_TASK REQUIREMENTS_
Copy out the data that comes next, character for character, and leave the images aside.

- Opening Delimiter -

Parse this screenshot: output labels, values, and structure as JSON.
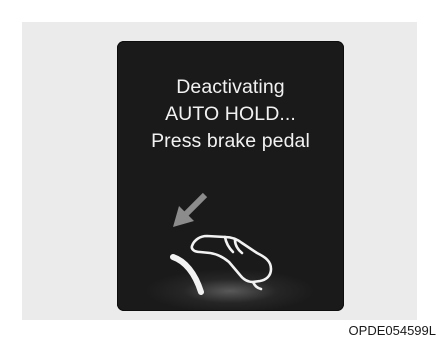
{
  "display": {
    "lines": [
      "Deactivating",
      "AUTO HOLD...",
      "Press brake pedal"
    ]
  },
  "icons": {
    "arrow": "down-left-arrow-icon",
    "pedal": "brake-pedal-foot-icon"
  },
  "colors": {
    "screen": "#1a1a1a",
    "frame": "#ebebeb",
    "text": "#f2f2f2",
    "arrow": "#8c8c8c"
  },
  "figure": {
    "code": "OPDE054599L"
  }
}
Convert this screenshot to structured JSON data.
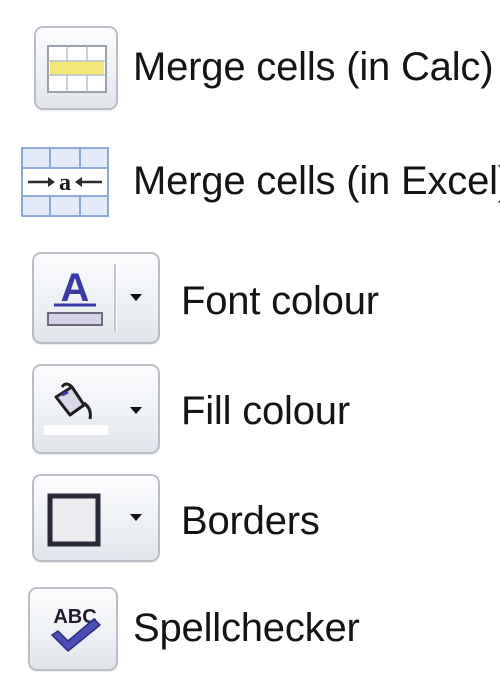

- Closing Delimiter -

_PROBLEM SOLUTION_
Parse this screenshot: output labels, values, and structure as JSON.
{
  "display": {
    "lines": [
      "Deactivating",
      "AUTO HOLD...",
      "Press brake pedal"
    ]
  },
  "icons": {
    "arrow": "down-left-arrow-icon",
    "pedal": "brake-pedal-foot-icon"
  },
  "colors": {
    "screen": "#1a1a1a",
    "frame": "#ebebeb",
    "text": "#f2f2f2",
    "arrow": "#8c8c8c"
  },
  "figure": {
    "code": "OPDE054599L"
  }
}
Convert this screenshot to structured JSON data.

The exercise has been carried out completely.